What is needed: An exact copy of the data is required. No picture may appear in it.
• • • • •
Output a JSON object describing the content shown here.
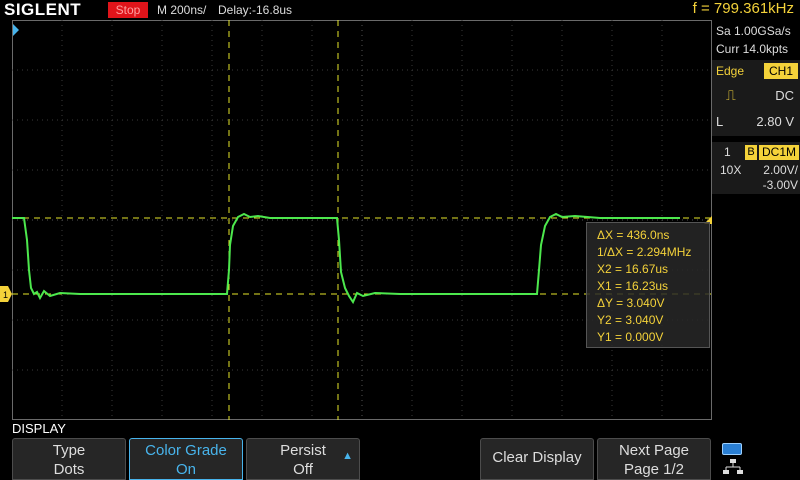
{
  "header": {
    "brand": "SIGLENT",
    "status": "Stop",
    "timebase": "M 200ns/",
    "delay": "Delay:-16.8us",
    "frequency": "f = 799.361kHz"
  },
  "acquisition": {
    "sample_rate": "Sa 1.00GSa/s",
    "memory": "Curr 14.0kpts"
  },
  "trigger": {
    "type": "Edge",
    "source": "CH1",
    "coupling": "DC",
    "level_label": "L",
    "level": "2.80 V"
  },
  "channel": {
    "number": "1",
    "bandwidth": "B",
    "coupling": "DC1M",
    "probe": "10X",
    "scale": "2.00V/",
    "offset": "-3.00V"
  },
  "cursors": {
    "dx": "ΔX = 436.0ns",
    "inv_dx": "1/ΔX = 2.294MHz",
    "x2": "X2 = 16.67us",
    "x1": "X1 = 16.23us",
    "dy": "ΔY = 3.040V",
    "y2": "Y2 = 3.040V",
    "y1": "Y1 = 0.000V"
  },
  "channel_marker": "1",
  "menu": {
    "title": "DISPLAY",
    "softkeys": [
      {
        "line1": "Type",
        "line2": "Dots"
      },
      {
        "line1": "Color Grade",
        "line2": "On"
      },
      {
        "line1": "Persist",
        "line2": "Off"
      },
      {
        "line1": "Clear Display",
        "line2": ""
      },
      {
        "line1": "Next Page",
        "line2": "Page 1/2"
      }
    ]
  },
  "colors": {
    "trace": "#4de84d",
    "cursor": "#e6e62a",
    "accent_yellow": "#f4d23a",
    "selected_blue": "#48b4ec"
  }
}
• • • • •
Answer box:
Output a JSON object describing the content shown here.
{
  "header": {
    "brand": "SIGLENT",
    "status": "Stop",
    "timebase": "M 200ns/",
    "delay": "Delay:-16.8us",
    "frequency": "f = 799.361kHz"
  },
  "acquisition": {
    "sample_rate": "Sa 1.00GSa/s",
    "memory": "Curr 14.0kpts"
  },
  "trigger": {
    "type": "Edge",
    "source": "CH1",
    "coupling": "DC",
    "level_label": "L",
    "level": "2.80 V"
  },
  "channel": {
    "number": "1",
    "bandwidth": "B",
    "coupling": "DC1M",
    "probe": "10X",
    "scale": "2.00V/",
    "offset": "-3.00V"
  },
  "cursors": {
    "dx": "ΔX = 436.0ns",
    "inv_dx": "1/ΔX = 2.294MHz",
    "x2": "X2 = 16.67us",
    "x1": "X1 = 16.23us",
    "dy": "ΔY = 3.040V",
    "y2": "Y2 = 3.040V",
    "y1": "Y1 = 0.000V"
  },
  "channel_marker": "1",
  "menu": {
    "title": "DISPLAY",
    "softkeys": [
      {
        "line1": "Type",
        "line2": "Dots"
      },
      {
        "line1": "Color Grade",
        "line2": "On"
      },
      {
        "line1": "Persist",
        "line2": "Off"
      },
      {
        "line1": "Clear Display",
        "line2": ""
      },
      {
        "line1": "Next Page",
        "line2": "Page 1/2"
      }
    ]
  },
  "colors": {
    "trace": "#4de84d",
    "cursor": "#e6e62a",
    "accent_yellow": "#f4d23a",
    "selected_blue": "#48b4ec"
  }
}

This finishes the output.